MATERIAL SUPPLIED:
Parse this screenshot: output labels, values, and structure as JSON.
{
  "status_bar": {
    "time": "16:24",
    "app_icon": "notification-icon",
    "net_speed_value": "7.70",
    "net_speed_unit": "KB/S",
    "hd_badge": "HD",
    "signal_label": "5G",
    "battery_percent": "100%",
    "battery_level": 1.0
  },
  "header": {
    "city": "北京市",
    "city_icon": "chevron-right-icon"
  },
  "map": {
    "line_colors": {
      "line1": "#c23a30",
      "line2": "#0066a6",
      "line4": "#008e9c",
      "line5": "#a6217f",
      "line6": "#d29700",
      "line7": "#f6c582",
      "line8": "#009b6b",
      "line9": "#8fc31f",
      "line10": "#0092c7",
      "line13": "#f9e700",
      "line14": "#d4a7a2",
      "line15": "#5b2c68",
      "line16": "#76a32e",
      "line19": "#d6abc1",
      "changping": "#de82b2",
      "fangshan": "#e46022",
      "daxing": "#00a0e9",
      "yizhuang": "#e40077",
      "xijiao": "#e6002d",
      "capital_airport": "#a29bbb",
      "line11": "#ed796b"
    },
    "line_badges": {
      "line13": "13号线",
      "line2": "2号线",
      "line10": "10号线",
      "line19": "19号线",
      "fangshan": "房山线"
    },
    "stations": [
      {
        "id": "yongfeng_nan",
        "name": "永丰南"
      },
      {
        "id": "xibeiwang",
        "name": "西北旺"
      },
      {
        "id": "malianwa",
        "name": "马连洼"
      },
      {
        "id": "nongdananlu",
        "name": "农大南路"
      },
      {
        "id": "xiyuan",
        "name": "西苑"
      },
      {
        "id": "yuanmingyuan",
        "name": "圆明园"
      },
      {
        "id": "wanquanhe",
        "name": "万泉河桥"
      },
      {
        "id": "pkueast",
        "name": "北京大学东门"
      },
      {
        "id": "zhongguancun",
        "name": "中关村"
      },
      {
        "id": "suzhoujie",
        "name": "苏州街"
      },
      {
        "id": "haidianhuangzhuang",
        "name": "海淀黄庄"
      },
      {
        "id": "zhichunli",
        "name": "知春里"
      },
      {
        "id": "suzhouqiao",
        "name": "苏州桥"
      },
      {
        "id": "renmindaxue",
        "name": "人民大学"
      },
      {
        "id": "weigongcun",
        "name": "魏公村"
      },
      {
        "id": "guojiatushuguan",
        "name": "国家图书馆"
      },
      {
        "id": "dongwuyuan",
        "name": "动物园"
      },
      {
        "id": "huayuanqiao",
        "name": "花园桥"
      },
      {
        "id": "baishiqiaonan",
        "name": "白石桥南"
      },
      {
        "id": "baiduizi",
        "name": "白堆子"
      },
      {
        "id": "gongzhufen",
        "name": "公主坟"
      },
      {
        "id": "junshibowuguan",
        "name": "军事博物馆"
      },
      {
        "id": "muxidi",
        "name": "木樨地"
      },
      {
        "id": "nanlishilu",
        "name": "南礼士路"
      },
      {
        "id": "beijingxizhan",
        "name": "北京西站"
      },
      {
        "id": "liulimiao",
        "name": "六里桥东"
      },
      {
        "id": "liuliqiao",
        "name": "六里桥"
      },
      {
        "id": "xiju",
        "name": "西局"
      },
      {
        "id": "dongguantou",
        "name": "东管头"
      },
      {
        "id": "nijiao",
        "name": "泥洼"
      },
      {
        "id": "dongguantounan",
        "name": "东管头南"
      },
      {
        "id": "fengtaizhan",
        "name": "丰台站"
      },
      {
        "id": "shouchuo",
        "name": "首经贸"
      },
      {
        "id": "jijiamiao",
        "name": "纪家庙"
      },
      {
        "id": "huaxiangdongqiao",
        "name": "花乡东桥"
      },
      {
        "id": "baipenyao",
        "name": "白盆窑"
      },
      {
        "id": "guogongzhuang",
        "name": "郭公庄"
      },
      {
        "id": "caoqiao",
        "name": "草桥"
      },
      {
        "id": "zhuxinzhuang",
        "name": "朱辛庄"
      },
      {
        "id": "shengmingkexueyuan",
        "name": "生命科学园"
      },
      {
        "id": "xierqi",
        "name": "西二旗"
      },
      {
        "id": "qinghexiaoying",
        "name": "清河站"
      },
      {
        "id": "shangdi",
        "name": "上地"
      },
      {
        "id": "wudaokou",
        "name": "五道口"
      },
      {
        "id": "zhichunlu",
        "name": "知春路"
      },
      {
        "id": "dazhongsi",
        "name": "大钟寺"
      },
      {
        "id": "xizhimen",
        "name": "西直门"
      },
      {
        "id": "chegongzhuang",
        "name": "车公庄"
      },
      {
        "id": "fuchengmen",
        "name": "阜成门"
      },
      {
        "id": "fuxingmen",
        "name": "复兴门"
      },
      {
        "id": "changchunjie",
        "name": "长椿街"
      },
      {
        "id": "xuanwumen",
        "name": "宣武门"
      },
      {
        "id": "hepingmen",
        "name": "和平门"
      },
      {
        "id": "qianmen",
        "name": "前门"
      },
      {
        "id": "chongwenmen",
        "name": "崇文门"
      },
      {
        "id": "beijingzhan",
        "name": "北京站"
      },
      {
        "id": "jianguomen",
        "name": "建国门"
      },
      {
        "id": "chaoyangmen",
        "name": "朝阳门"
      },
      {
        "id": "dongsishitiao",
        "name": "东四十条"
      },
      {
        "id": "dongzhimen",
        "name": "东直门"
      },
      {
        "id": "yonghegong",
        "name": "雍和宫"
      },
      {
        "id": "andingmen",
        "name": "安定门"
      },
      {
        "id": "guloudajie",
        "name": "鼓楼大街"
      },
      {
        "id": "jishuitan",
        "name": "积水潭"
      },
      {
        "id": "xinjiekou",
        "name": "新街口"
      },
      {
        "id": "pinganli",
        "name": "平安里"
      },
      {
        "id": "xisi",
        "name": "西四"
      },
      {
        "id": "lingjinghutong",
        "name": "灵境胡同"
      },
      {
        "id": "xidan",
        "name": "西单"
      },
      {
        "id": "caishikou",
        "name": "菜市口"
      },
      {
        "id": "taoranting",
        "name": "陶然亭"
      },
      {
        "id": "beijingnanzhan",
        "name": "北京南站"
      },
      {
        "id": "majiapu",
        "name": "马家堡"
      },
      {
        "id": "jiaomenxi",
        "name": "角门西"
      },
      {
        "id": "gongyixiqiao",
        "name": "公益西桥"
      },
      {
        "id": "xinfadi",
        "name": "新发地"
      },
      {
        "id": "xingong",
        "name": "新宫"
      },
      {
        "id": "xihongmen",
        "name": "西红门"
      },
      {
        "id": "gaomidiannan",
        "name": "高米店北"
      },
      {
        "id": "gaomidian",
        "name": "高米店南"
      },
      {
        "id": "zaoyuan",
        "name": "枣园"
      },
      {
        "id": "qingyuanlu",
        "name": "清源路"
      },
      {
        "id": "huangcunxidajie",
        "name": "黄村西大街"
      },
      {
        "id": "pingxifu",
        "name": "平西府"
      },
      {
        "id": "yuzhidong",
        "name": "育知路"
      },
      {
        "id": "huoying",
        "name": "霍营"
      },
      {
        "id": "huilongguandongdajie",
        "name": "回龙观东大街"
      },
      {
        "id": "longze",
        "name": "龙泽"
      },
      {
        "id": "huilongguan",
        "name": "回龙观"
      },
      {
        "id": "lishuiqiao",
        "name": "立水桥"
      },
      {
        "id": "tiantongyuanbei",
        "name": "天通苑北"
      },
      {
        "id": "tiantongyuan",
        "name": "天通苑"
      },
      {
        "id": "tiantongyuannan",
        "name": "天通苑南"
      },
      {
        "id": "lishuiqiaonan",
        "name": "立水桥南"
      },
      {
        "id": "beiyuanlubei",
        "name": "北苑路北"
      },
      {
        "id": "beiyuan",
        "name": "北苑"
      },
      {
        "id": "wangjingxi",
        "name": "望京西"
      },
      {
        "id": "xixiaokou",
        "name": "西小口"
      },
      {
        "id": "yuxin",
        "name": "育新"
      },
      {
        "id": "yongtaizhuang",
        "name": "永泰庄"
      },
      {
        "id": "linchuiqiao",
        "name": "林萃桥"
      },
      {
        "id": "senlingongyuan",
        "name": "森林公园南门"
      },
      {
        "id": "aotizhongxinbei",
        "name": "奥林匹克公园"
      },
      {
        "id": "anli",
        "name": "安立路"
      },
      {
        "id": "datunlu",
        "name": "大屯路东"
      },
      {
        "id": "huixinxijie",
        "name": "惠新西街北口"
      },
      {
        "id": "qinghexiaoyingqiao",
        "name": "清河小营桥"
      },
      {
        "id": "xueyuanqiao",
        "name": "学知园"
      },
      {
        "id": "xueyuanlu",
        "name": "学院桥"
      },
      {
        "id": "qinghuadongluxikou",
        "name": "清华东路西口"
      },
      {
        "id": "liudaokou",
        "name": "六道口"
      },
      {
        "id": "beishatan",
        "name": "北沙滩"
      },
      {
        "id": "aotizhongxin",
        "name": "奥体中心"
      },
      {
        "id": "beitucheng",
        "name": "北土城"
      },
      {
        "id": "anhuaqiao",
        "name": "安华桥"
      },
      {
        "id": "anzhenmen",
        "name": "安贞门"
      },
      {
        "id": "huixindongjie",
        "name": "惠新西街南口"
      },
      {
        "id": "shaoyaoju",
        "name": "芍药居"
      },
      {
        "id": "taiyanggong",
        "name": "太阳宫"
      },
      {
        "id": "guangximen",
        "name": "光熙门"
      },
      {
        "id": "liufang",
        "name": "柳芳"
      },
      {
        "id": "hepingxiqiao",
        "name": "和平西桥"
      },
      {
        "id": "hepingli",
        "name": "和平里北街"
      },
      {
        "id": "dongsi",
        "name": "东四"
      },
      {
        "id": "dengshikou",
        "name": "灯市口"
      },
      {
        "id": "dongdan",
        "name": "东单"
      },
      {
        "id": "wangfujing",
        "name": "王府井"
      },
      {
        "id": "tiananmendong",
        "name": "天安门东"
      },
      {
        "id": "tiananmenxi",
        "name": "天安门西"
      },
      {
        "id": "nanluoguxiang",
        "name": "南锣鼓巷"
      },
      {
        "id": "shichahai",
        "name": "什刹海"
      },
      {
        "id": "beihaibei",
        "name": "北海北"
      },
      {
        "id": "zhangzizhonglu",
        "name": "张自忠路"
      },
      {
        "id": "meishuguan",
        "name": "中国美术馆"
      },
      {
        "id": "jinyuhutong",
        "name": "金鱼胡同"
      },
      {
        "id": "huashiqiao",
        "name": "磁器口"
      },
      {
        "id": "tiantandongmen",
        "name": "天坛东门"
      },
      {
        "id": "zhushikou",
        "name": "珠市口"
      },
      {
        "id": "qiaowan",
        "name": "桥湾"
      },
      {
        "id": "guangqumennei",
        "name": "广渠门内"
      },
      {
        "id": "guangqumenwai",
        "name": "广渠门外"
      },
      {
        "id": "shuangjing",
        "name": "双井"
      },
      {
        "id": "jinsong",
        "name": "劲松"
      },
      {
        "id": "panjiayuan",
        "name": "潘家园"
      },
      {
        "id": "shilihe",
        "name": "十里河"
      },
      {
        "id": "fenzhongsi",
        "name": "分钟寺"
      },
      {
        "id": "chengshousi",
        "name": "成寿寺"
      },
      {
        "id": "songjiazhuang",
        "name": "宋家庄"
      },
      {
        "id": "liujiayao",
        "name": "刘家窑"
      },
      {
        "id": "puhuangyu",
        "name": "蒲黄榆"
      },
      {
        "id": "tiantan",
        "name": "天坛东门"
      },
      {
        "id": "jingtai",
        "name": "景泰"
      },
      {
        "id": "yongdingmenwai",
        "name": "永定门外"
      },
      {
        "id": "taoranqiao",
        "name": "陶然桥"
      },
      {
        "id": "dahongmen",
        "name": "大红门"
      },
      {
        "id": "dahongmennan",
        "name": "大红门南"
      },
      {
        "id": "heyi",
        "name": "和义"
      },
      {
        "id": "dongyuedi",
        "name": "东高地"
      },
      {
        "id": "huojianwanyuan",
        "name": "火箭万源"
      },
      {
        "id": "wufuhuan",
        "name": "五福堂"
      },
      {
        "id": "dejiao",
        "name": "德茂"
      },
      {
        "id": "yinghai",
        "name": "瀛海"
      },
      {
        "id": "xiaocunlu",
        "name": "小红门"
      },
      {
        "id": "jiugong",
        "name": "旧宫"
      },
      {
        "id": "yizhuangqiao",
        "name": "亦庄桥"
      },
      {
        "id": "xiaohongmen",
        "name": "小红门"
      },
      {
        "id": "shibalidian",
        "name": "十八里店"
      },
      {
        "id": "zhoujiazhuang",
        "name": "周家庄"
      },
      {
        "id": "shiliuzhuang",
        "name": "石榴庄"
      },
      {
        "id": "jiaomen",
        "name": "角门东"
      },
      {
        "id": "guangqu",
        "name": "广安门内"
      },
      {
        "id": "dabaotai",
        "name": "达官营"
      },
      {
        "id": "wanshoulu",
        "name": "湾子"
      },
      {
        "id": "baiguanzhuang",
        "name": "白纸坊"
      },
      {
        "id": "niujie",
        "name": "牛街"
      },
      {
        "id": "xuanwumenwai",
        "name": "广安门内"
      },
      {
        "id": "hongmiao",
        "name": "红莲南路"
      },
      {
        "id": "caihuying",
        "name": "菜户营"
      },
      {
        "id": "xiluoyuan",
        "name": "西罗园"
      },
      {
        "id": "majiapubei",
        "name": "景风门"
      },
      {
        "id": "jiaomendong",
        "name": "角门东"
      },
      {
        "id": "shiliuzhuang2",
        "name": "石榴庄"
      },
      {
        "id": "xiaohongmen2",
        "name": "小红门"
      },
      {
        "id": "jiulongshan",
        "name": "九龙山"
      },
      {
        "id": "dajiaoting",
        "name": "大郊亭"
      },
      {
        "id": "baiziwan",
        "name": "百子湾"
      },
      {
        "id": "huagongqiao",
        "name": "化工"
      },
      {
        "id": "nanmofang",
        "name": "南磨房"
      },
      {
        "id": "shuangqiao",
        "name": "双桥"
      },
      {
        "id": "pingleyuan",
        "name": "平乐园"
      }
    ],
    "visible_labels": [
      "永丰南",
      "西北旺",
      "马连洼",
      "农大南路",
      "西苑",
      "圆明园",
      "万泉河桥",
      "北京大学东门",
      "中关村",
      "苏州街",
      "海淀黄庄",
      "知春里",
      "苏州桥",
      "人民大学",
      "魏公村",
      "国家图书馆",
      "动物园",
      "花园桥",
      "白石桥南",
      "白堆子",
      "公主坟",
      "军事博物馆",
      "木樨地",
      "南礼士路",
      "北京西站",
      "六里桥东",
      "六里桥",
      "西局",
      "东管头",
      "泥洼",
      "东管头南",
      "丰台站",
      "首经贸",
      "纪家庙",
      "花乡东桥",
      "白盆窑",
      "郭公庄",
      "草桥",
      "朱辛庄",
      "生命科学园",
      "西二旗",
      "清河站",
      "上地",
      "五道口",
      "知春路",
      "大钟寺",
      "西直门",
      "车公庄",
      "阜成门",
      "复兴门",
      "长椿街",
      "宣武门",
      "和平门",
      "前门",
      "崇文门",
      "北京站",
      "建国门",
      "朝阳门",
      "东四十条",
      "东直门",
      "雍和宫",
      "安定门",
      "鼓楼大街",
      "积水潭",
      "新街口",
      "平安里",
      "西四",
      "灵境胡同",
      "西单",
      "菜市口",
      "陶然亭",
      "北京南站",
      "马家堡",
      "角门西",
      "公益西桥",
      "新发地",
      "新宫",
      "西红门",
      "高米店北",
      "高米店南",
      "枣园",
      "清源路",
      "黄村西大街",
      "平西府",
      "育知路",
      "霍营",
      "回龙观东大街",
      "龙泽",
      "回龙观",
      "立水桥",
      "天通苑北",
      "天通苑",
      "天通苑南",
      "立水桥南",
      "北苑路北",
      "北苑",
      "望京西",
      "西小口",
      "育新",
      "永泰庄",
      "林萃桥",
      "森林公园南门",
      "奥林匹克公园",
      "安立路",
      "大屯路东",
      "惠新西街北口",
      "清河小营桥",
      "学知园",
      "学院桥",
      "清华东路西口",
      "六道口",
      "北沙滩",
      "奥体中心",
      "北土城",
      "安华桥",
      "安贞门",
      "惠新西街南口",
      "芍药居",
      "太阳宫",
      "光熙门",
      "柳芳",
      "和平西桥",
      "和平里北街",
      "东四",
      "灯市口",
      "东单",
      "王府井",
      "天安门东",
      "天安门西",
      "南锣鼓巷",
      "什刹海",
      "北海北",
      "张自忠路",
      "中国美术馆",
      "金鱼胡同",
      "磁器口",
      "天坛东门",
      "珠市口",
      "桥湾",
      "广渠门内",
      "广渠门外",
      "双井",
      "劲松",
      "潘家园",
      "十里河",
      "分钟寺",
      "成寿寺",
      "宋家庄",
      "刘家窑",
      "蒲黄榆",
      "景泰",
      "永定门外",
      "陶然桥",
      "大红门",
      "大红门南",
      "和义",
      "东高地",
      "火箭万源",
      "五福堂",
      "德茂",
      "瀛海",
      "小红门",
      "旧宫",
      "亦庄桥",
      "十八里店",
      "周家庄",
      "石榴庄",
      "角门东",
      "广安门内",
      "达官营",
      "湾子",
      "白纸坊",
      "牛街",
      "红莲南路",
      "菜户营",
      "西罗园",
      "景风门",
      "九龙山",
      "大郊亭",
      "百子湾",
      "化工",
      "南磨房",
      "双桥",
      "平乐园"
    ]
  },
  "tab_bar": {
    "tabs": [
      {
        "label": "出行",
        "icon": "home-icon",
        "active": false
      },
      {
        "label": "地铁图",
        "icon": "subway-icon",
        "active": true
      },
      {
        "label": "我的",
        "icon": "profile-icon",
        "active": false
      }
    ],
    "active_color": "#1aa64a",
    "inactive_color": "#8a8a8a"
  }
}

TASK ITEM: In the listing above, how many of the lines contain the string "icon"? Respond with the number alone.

RESPONSE TO THE EXERCISE: 5